  • they should go back to the old system where we have more choice and get rid of this forced update.  
  • Possibly you "WannaCry" or to "Patya".    
  • i have security software to protect me against them and if I did get them, I would just go back to a image.  
  • If you want to control your updates then get Windows Pro, it let's you delay updates. Enterprise, which is for businesses so it's not very relevant but I decided to bring it up anyways, allows you to stop updates completely. And all versions, including Home and S, are getting improvements to let consumers have more control over their system. I understand your frustration but Windows is just trying to make a system where people have choice but also get updates to give them new features and fixes, but balance is hard to find. Sadly all businesses won't do everything perfectly for the consumer as they have their own intentions and standards, but still take consideration of improvements thought of by consumers.
  • I have Windows pro, but it still do not go far enough, need to have more control.

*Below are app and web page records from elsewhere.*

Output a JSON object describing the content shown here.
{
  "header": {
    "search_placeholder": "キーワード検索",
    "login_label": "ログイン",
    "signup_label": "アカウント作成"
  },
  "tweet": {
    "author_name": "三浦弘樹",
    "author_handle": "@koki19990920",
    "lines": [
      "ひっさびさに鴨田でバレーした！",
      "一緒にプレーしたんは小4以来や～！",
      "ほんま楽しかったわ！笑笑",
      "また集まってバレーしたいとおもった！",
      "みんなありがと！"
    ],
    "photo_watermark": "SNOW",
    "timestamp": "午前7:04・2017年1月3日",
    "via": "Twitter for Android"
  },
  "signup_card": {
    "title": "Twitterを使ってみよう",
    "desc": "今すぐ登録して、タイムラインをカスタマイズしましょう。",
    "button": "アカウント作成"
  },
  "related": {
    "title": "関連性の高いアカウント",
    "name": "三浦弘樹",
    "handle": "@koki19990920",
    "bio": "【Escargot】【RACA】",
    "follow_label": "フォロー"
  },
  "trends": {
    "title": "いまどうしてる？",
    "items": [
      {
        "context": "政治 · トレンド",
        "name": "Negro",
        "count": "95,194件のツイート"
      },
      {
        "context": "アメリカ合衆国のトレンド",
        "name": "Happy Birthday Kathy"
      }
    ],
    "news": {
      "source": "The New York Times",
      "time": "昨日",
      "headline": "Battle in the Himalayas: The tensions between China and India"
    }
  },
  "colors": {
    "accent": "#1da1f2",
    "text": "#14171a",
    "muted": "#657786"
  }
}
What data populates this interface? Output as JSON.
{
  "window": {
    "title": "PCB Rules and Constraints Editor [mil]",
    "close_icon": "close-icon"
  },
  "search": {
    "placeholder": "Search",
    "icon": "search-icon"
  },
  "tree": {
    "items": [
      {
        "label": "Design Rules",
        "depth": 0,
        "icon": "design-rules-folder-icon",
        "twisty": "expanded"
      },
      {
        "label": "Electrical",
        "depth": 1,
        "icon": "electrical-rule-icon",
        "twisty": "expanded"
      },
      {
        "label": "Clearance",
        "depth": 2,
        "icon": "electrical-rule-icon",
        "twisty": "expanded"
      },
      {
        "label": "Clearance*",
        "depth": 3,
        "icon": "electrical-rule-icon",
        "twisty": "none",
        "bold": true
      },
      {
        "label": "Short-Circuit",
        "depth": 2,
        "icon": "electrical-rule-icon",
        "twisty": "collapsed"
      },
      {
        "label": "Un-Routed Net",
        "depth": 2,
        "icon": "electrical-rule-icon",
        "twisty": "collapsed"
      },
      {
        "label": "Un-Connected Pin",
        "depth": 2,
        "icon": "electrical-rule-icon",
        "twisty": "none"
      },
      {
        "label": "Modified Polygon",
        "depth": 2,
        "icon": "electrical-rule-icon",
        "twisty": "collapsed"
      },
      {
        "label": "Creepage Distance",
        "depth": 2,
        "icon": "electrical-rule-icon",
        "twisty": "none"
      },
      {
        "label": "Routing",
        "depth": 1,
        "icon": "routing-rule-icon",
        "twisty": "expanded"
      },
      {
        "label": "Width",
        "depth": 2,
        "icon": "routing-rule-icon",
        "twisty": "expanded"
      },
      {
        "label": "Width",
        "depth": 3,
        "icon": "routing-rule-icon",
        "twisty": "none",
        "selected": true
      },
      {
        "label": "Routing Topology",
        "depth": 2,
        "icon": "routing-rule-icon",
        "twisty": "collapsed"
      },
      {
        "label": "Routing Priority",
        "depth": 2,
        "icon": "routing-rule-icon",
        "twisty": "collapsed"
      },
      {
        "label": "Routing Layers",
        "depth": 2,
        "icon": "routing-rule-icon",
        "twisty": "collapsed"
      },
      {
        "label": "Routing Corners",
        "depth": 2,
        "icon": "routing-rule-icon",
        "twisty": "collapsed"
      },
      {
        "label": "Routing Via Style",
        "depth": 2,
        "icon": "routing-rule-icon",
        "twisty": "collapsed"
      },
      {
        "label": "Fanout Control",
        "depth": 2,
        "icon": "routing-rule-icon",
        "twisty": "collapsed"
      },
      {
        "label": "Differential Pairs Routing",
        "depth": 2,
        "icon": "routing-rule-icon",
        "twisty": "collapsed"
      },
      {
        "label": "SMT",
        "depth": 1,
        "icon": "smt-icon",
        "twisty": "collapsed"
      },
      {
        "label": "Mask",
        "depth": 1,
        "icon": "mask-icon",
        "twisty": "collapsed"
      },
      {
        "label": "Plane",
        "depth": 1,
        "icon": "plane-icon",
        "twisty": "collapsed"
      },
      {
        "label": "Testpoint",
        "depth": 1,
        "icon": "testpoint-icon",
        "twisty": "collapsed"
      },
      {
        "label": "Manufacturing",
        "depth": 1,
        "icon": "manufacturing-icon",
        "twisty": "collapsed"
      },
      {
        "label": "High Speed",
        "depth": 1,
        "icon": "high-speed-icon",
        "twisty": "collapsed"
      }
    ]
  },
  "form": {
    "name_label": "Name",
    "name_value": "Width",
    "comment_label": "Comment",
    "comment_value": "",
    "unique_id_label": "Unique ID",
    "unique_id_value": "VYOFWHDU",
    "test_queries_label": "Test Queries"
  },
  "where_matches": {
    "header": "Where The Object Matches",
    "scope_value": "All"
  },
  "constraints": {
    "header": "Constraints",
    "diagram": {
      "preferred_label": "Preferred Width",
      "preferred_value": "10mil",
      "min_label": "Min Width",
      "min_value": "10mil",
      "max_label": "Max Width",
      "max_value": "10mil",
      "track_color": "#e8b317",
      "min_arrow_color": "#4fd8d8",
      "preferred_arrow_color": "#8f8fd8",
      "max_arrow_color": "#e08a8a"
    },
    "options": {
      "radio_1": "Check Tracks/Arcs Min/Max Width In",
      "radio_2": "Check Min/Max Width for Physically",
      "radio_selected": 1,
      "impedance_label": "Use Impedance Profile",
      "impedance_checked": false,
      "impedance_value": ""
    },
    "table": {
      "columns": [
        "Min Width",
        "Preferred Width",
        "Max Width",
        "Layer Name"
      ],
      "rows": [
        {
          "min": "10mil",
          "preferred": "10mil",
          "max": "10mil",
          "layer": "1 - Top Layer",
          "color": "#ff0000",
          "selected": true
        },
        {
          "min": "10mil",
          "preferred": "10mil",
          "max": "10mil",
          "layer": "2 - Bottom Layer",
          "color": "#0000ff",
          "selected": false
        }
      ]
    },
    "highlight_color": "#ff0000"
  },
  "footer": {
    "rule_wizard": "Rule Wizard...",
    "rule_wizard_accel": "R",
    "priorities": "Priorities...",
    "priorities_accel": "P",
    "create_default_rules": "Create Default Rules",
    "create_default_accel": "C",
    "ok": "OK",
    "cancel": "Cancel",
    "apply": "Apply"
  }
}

I have got software that will stop updates now and I can then allow them when I want them to happen, but I should not have to use thrid party software to do that.,  
  • ahh that explains how the last build install messed up my pc, I didn't know it had installed in the background and I merged 2 partitions together didn't think anything of it at the time. if i'd realised that the backing up occurs earier in the cycle i'd have not screwed it up lol
  • Typically not a good idea to mess with partitions when upgrades are pending. ;)
  • Doesn't it mean slower PC for longer as WU will take significant CPU and Disk usage?
  • Not as slow as when it's offline.
  • Totally agree with you!
  • Windows update is completely broken so recently it takes two or three hours to update New insider preview build and getting worse as New build come out.
  • Can we choose when the online phase starts?
  • So how does this correlate with the tangible language? i.e.
    - preparing or initiate downloading...
    - downloading...
    - preparing to install...
    - installing or migrating data...
    - finalizing install
  • I am waiting ha ha
  • what about the finalizing apps and settings after the first login? canno t be moved before the login?